Let's be honest: Mother Nature can be pretty brutal. Even in our big cities, where we're safe from crocodiles and bears, the ocean and weather are known to lash out and cause problems. Natural Disasters, the latest expansion pack to the excellent Cities: Skylines, serves as a engaging reminder.
This expansion adds little more than its namesake, and it doesn't need to. Randomly, or at your will, a variety of natural disasters can ravage a city. These include earthquakes, asteroids, tsunamis, wildfires, sinkholes, tornadoes, and thunderstorms, all of which vary in intensity. This changes the experience in several ways and generally makes managing a city more difficult. What this amounts to is a game-changing package with a great price point.
Nothing already in the game gets any kind of face lift, but I suppose it's pretty important to mention how the disasters look. The most impressive one, the tornado, is absolutely horrifying, especially when cranked up to 10. It violently rips through anything it touches, sweeping up cars along the way and tossing them to their doom. In its wake is a giant scar through the concrete, along with a huge gap where your buildings were leveled in the blink of an eye. You'll never look at Iowa the same way again.
But then there's the average-looking fire, or the not-so-impressive tsunami, which seems to retain the mediocre water physics of the base game. Instead of being a violent rush of muddy ocean sweeping around skyscrapers and filling up the streets, it's a translucent blob that never reacts to even the largest of buildings. Adding some simple white foam and brown coloring would've gone a long way to alleviate this problem at little cost. Finally, it's a bit disappointing both from a visual and gameplay standpoint that asteroids tend to clip through any mountains as they come down.
The most convincing defense of visuals like this is that better-looking disasters might have seriously compromised performance, and yes, it slows down to a crawl when you have multiple catastrophes happening at once. This is pretty forgivable since you can readily turn down the visual settings, and I definitely prefer it over simply not being able to have simultaneous disasters. Bizarrely, though, the rain effect that occurs during a thunderstorm seems to cause the most slowdown when paired with other calamities. Fortunately, I experienced little slowdown when I let the disasters occur, um, naturally.
If you've been playing Cities: Skylines since before this expansion, you'll first be tempted to go to one of your own save files and wreak havoc. And boy is it fun. Disasters are accessed via a small menu, blending right in with the rest of the interface. They can be changed in intensity, too, and you'll have fun simply comparing what a 2.0 tornado looks like against a 10.0. Interestingly, they don't happen right when you click the area, allowing you to imagine someone dropping a lit match or a space rock getting knocked towards Earth.

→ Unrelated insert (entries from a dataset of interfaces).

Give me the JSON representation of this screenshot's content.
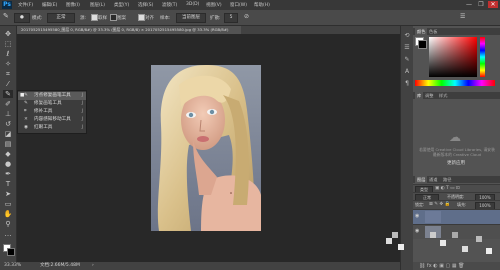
{
  "app": {
    "logo": "Ps"
  },
  "menubar": {
    "items": [
      {
        "label": "文件(F)"
      },
      {
        "label": "编辑(E)"
      },
      {
        "label": "图像(I)"
      },
      {
        "label": "图层(L)"
      },
      {
        "label": "类型(Y)"
      },
      {
        "label": "选择(S)"
      },
      {
        "label": "滤镜(T)"
      },
      {
        "label": "3D(D)"
      },
      {
        "label": "视图(V)"
      },
      {
        "label": "窗口(W)"
      },
      {
        "label": "帮助(H)"
      }
    ],
    "window_controls": {
      "minimize": "—",
      "restore": "❐",
      "close": "✕"
    }
  },
  "options": {
    "mode_label": "模式:",
    "mode_value": "正常",
    "source_label": "源:",
    "sampled_button": "取样",
    "pattern_button": "图案",
    "aligned_label": "对齐",
    "sample_label": "样本:",
    "sample_value": "当前图层",
    "diffusion_label": "扩散:",
    "diffusion_value": "5"
  },
  "document": {
    "tab_title": "2017052515495580_图层 0, RGB/8#) @ 33.3% (图层 0, RGB/8) × 2017052515495580.jpg @ 33.3% (RGB/8#)"
  },
  "tool_flyout": {
    "items": [
      {
        "marker": "■",
        "icon": "✎",
        "label": "污点修复画笔工具",
        "key": "J"
      },
      {
        "marker": "",
        "icon": "✎",
        "label": "修复画笔工具",
        "key": "J"
      },
      {
        "marker": "",
        "icon": "⌗",
        "label": "修补工具",
        "key": "J"
      },
      {
        "marker": "",
        "icon": "✕",
        "label": "内容感知移动工具",
        "key": "J"
      },
      {
        "marker": "",
        "icon": "◉",
        "label": "红眼工具",
        "key": "J"
      }
    ]
  },
  "statusbar": {
    "zoom": "33.33%",
    "doc_size": "文档:2.66M/5.48M",
    "arrow": "›"
  },
  "panels": {
    "color_tabs": [
      "颜色",
      "色板"
    ],
    "library_tabs": [
      "库",
      "调整",
      "样式"
    ],
    "cc_text": "若要使用 Creative Cloud Libraries, 请安装最新版本的 Creative Cloud",
    "cc_button": "更新应用",
    "layers_tabs": [
      "图层",
      "通道",
      "路径"
    ],
    "kind_label": "类型",
    "blend_value": "正常",
    "opacity_label": "不透明度:",
    "opacity_value": "100%",
    "lock_label": "锁定:",
    "fill_label": "填充:",
    "fill_value": "100%"
  },
  "colors": {
    "foreground": "#ffffff",
    "background": "#000000",
    "selection": "#5f6e8a"
  }
}
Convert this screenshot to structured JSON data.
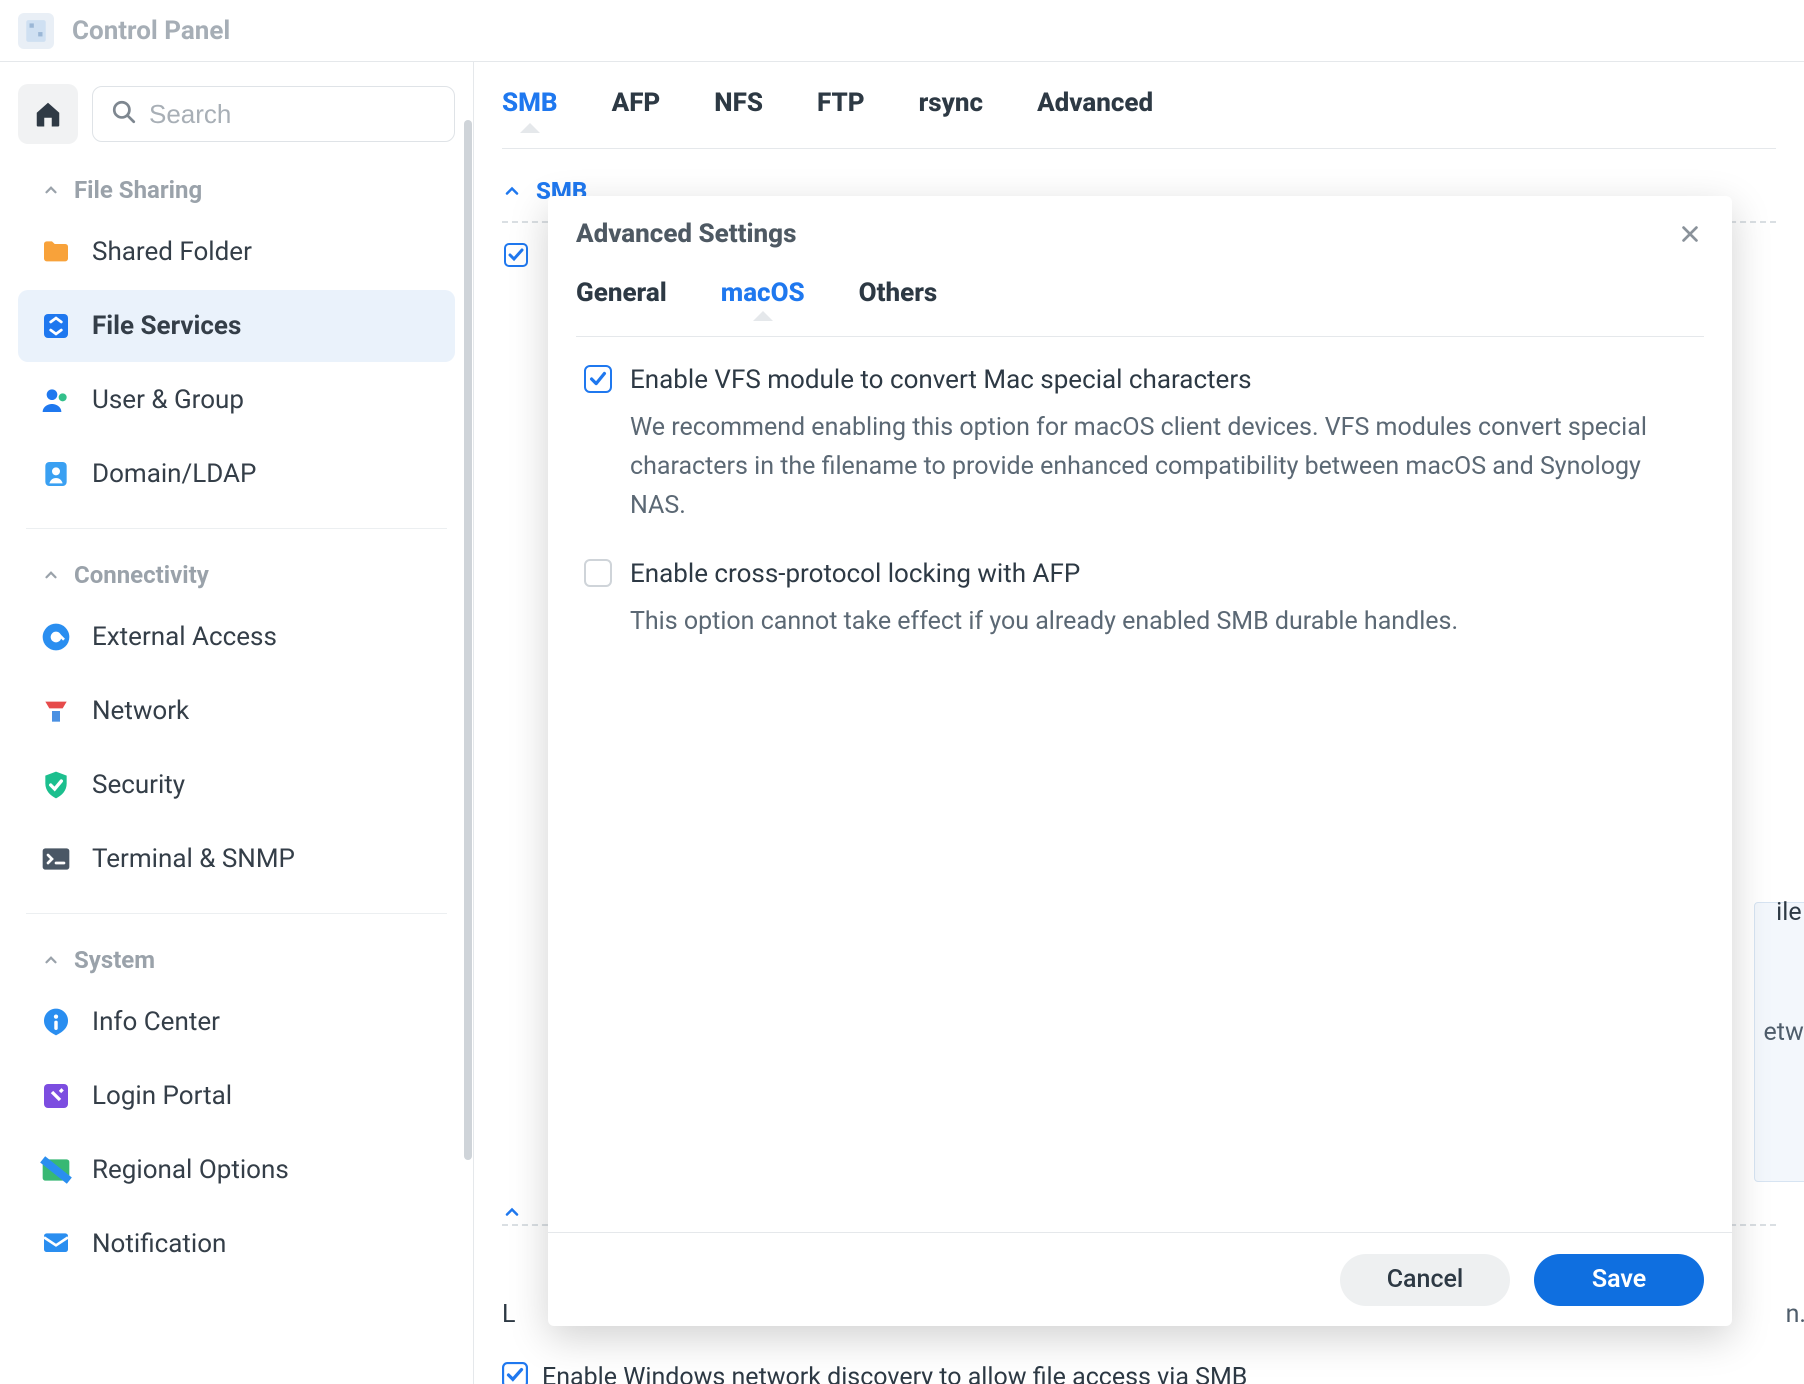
{
  "app": {
    "title": "Control Panel"
  },
  "search": {
    "placeholder": "Search"
  },
  "sidebar": {
    "sections": [
      {
        "label": "File Sharing",
        "items": [
          {
            "label": "Shared Folder"
          },
          {
            "label": "File Services"
          },
          {
            "label": "User & Group"
          },
          {
            "label": "Domain/LDAP"
          }
        ]
      },
      {
        "label": "Connectivity",
        "items": [
          {
            "label": "External Access"
          },
          {
            "label": "Network"
          },
          {
            "label": "Security"
          },
          {
            "label": "Terminal & SNMP"
          }
        ]
      },
      {
        "label": "System",
        "items": [
          {
            "label": "Info Center"
          },
          {
            "label": "Login Portal"
          },
          {
            "label": "Regional Options"
          },
          {
            "label": "Notification"
          }
        ]
      }
    ]
  },
  "main": {
    "tabs": [
      "SMB",
      "AFP",
      "NFS",
      "FTP",
      "rsync",
      "Advanced"
    ],
    "active_tab": "SMB",
    "smb_section_label": "SMB",
    "peek_ile": "ile E",
    "peek_etwo": "etwo",
    "peek_n": "n.",
    "peek_L": "L",
    "bottom_checkbox_label": "Enable Windows network discovery to allow file access via SMB"
  },
  "modal": {
    "title": "Advanced Settings",
    "tabs": [
      "General",
      "macOS",
      "Others"
    ],
    "active_tab": "macOS",
    "options": [
      {
        "checked": true,
        "label": "Enable VFS module to convert Mac special characters",
        "desc": "We recommend enabling this option for macOS client devices. VFS modules convert special characters in the filename to provide enhanced compatibility between macOS and Synology NAS."
      },
      {
        "checked": false,
        "label": "Enable cross-protocol locking with AFP",
        "desc": "This option cannot take effect if you already enabled SMB durable handles."
      }
    ],
    "buttons": {
      "cancel": "Cancel",
      "save": "Save"
    }
  }
}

Once you've gotten enough cringe-worthy enjoyment out of destroying your hours of hard work, you'll be curious to see how this expansion affects normal gameplay. I recommend starting a new city so as to experience the challenge as it was intended. This is where you'll realize how much Natural Disasters truly adds to the game. Nature will batter your town on a challenging-yet-reasonable basis, often filling in those gaps where everything seemed to be going too nicely in the vanilla game. Emergency preparedness becomes a necessity, too, making you reconsider aspects such as building placement and budgeting. As the pieces come together, you'll realize that the developers at Colossal Order were wise to exclude outlandish disasters like alien invasions and giant monsters. Their absence ensures that this expansion makes Cities: Skylines a more authentic city management simulator.

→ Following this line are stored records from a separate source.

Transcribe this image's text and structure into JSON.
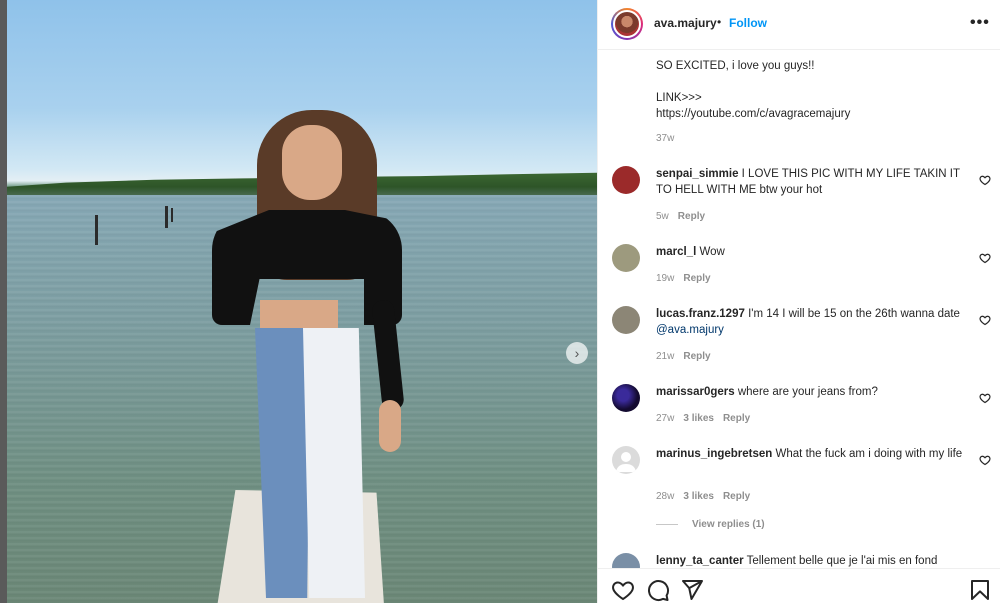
{
  "post": {
    "username": "ava.majury",
    "separator": "•",
    "follow_label": "Follow",
    "more_label": "•••",
    "caption_lines": [
      "SO EXCITED, i love you guys!!",
      "",
      "LINK>>>",
      "https://youtube.com/c/avagracemajury"
    ],
    "caption_time": "37w"
  },
  "photo": {
    "next_label": "›"
  },
  "comments": [
    {
      "username": "senpai_simmie",
      "text": "I LOVE THIS PIC WITH MY LIFE TAKIN IT TO HELL WITH ME btw your hot",
      "time": "5w",
      "likes": "",
      "reply": "Reply",
      "avatar_color": "#9b2a2a"
    },
    {
      "username": "marcl_l",
      "text": "Wow",
      "time": "19w",
      "likes": "",
      "reply": "Reply",
      "avatar_color": "#9d9a7e"
    },
    {
      "username": "lucas.franz.1297",
      "text": "I'm 14 I will be 15 on the 26th wanna date ",
      "mention": "@ava.majury",
      "time": "21w",
      "likes": "",
      "reply": "Reply",
      "avatar_color": "#8c8676"
    },
    {
      "username": "marissar0gers",
      "text": "where are your jeans from?",
      "time": "27w",
      "likes": "3 likes",
      "reply": "Reply",
      "avatar_color": "#1d1140"
    },
    {
      "username": "marinus_ingebretsen",
      "text": "What the fuck am i doing with my life",
      "time": "28w",
      "likes": "3 likes",
      "reply": "Reply",
      "avatar_color": "#dbdbdb"
    },
    {
      "username": "lenny_ta_canter",
      "text": "Tellement belle que je l'ai mis en fond",
      "time": "",
      "likes": "",
      "reply": "",
      "avatar_color": "#7a8fa6"
    }
  ],
  "view_replies": "View replies (1)",
  "actions": {
    "like": "heart-icon",
    "comment": "comment-icon",
    "share": "share-icon",
    "save": "bookmark-icon"
  },
  "colors": {
    "accent": "#0095f6",
    "text": "#262626",
    "muted": "#8e8e8e",
    "mention": "#00376b"
  }
}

The most impactful change is actually the behavior of building fires, which now spread around your neighborhood if your fire department can't put them out in time. Pre-expansion, a house fire would simply toast one or two buildings, leaving you to demolish them and forget about it. Now that mindset can cost you hundreds of workers and expensive infrastructure, which has a considerable domino effect on the economy. It's always nice to see an expansion pack that improves upon things that were already there.
Starting or visiting different files will allow you to appreciate the most thoughtful aspect of the whole package: the types of disasters most likely to occur are dependent on the climate and geography of the land. Hotter areas are more prone to forest fires, seaside towns will eventually deal with a tsunami, and so forth. It was this detail that told me the developers really, truly care about this expansion as a gameplay experience. It's a very welcome addition to the myriad of variables each map presents.

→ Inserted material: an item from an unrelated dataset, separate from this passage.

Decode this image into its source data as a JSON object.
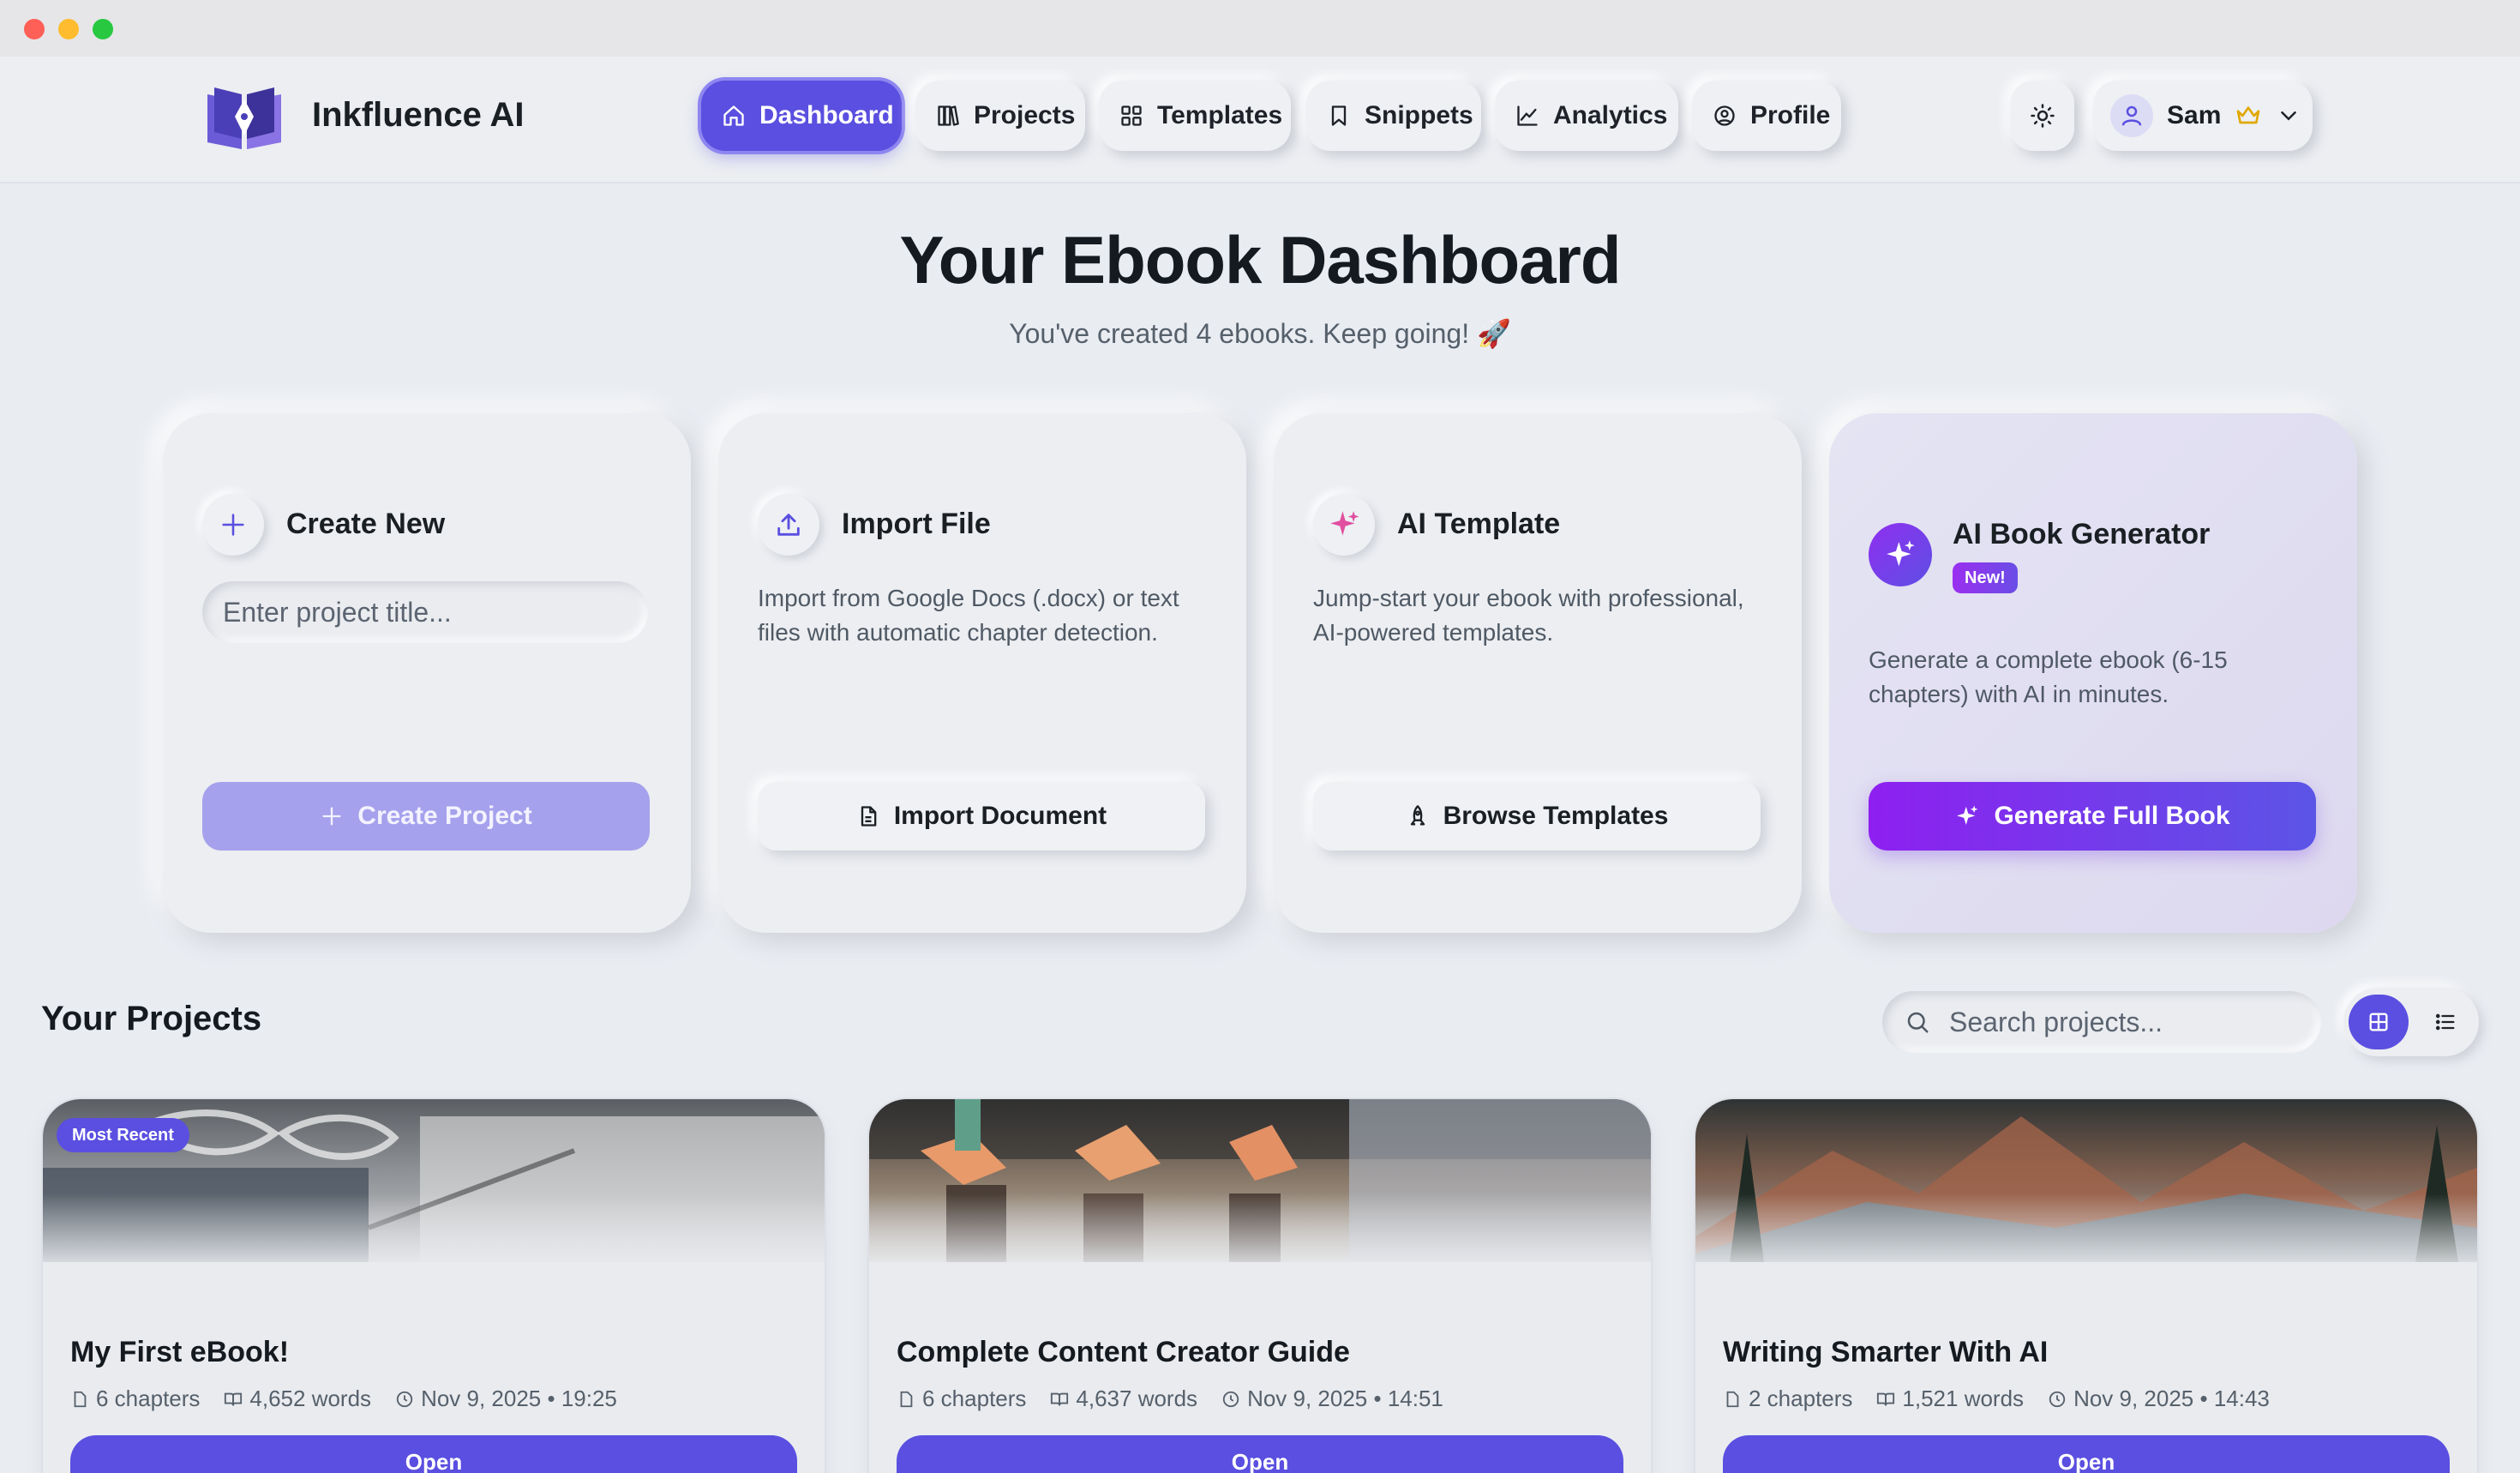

There's a dark undertone to this expansion that could make you feel a bit uneasy. While they don't all look equally convincing, these are unmistakably real disasters, the types we are familiar with due to recent examples that have taken thousands of lives. The developers attempt to alleviate this somewhat with humorous recommendations from the emergency broadcast, but when you see the damage report of a wildfire, complete with a "Citizens Lost" tally, you might feel a tinge of sadness. I don't hold this against the product, but it's worth noting.
If you enjoy Cities: Skylines, you should definitely put aside some money for this expansion. Your first instincts will provide plenty of amusement, but when you go back to playing the game as usual, the true value of Natural Disasters becomes apparent. Far from being a tangential add-on, it adds more to the game than you would dare to assume. Though slightly marred by visual inconsistencies and conditional performance wobbles, Natural Disasters is a thoroughly essential addition to the Cities: Skylines experience.